I thought Magic Johnson was going to die. Everybody did. One of the networks dedicated an hour-long special that night to Magic Johnson. I was exhausted and didn’t want to watch it. So I programmed my VCR and recorded it. I wrote “Magic Johnson -32-” on it and put it away, deciding I would watch it in a few months when Magic passed away. I’ve never watched it. I’m two years older than Magic, so maybe I’ll never watch it. Heck, maybe when our time comes, there will be no way of ever watching a VHS tape!November 7, 1991, is a day that will stay with me forever. That wild car ride with Brad, running through the Forum kitchen, being in the largest crush of media I’ve ever experienced. But mostly, realizing the incredible things we get to see as photojournalists. It was one of the most momentous moments in American sports history, and I was in the room that day. I was in the room.

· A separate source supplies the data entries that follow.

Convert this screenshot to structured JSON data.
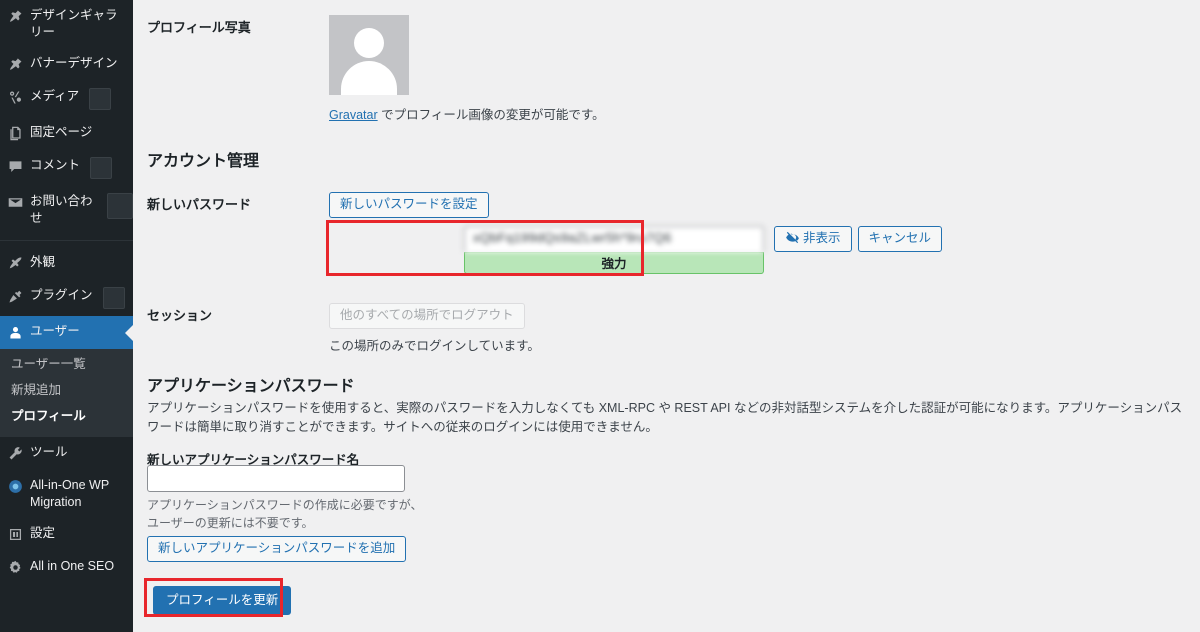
{
  "sidebar": {
    "items": [
      {
        "label": "デザインギャラリー",
        "icon": "pin-icon",
        "badge": null,
        "current": false
      },
      {
        "label": "バナーデザイン",
        "icon": "pin-icon",
        "badge": null,
        "current": false
      },
      {
        "label": "メディア",
        "icon": "media-icon",
        "badge": "",
        "current": false
      },
      {
        "label": "固定ページ",
        "icon": "pages-icon",
        "badge": null,
        "current": false
      },
      {
        "label": "コメント",
        "icon": "comment-icon",
        "badge": "",
        "current": false
      },
      {
        "label": "お問い合わせ",
        "icon": "mail-icon",
        "badge": "",
        "current": false
      },
      {
        "label": "外観",
        "icon": "appearance-icon",
        "badge": null,
        "current": false
      },
      {
        "label": "プラグイン",
        "icon": "plugin-icon",
        "badge": "",
        "current": false
      },
      {
        "label": "ユーザー",
        "icon": "users-icon",
        "badge": null,
        "current": true
      },
      {
        "label": "ツール",
        "icon": "tools-icon",
        "badge": null,
        "current": false
      },
      {
        "label": "All-in-One WP Migration",
        "icon": "migration-icon",
        "badge": null,
        "current": false
      },
      {
        "label": "設定",
        "icon": "settings-icon",
        "badge": null,
        "current": false
      },
      {
        "label": "All in One SEO",
        "icon": "seo-gear-icon",
        "badge": null,
        "current": false
      }
    ],
    "submenu": [
      {
        "label": "ユーザー一覧",
        "current": false
      },
      {
        "label": "新規追加",
        "current": false
      },
      {
        "label": "プロフィール",
        "current": true
      }
    ]
  },
  "profile_photo": {
    "row_label": "プロフィール写真",
    "gravatar_link_text": "Gravatar",
    "gravatar_rest_text": " でプロフィール画像の変更が可能です。"
  },
  "account": {
    "heading": "アカウント管理",
    "password_row_label": "新しいパスワード",
    "set_password_button": "新しいパスワードを設定",
    "password_value": "xQbFq199dQs9aZLwr5h*9ru7Q6",
    "strength_label": "強力",
    "hide_button": "非表示",
    "cancel_button": "キャンセル",
    "session_row_label": "セッション",
    "logout_everywhere_button": "他のすべての場所でログアウト",
    "session_note": "この場所のみでログインしています。"
  },
  "application_passwords": {
    "heading": "アプリケーションパスワード",
    "description": "アプリケーションパスワードを使用すると、実際のパスワードを入力しなくても XML-RPC や REST API などの非対話型システムを介した認証が可能になります。アプリケーションパスワードは簡単に取り消すことができます。サイトへの従来のログインには使用できません。",
    "new_name_label": "新しいアプリケーションパスワード名",
    "new_name_value": "",
    "help_line_1": "アプリケーションパスワードの作成に必要ですが、",
    "help_line_2": "ユーザーの更新には不要です。",
    "add_button": "新しいアプリケーションパスワードを追加"
  },
  "footer": {
    "update_profile_button": "プロフィールを更新"
  },
  "colors": {
    "sidebar_bg": "#1d2327",
    "submenu_bg": "#2c3338",
    "accent_blue": "#2271b1",
    "page_bg": "#f0f0f1",
    "strength_green": "#b8e6b8",
    "annotation_red": "#e8262c"
  }
}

On the eve of Cesar Chavez Day and what would be his 88th birthday, I’m sharing a never-before published photo I made of the labor and civil rights leader at his home in Keene, California in the mid 1980s. I’m pretty sure it was 1986. I shot this on assignment for The Boston Globe, which was doing a story on Chavez’ grape boycott protesting the use of pesticides. The Globe sent a reporter out from Boston and hired me to shoot some black and white photos of Chavez, as well as photos of the United Farm Workers’ communication center at the Keene complex.
The interview lasted a long time, around two hours, and Chavez was oblivious to the camera, which, of course, is the way we photographers like it. After shooting the black and whites for the Globe, I popped a roll of color slide film into my camera and shot a set of images for myself. I’ve always liked this picture, but never had an opportunity to have it published. The Bakersfield Californian, my employer, had its own set of images of Chavez, or would send us to shoot new ones when needed. So, the picture sat in one of those big boxes of photos I’ve accumulated over the years and am now sharing on this blog. You are seeing this previously unpublished photo for the first time, nearly 30 years after it was made.
I have created a music slide show of the images from this blog for a lecture I will be presenting in two weeks at the California Journalism Association of Community Colleges annual convention in Sacramento, California. It contains most of the stories I have already told on this blog, plus the pictures for about 18 stories I have not written yet, like this poor soul who decided to fight the cops after a car chase. You know, that never works out. Click here to see the show on You Tube. (I’m sending you to YouTube because I’m not too crazy about the WordPress video player.) Enjoy, and keep on visiting this site. You honor me and I appreciate it very much!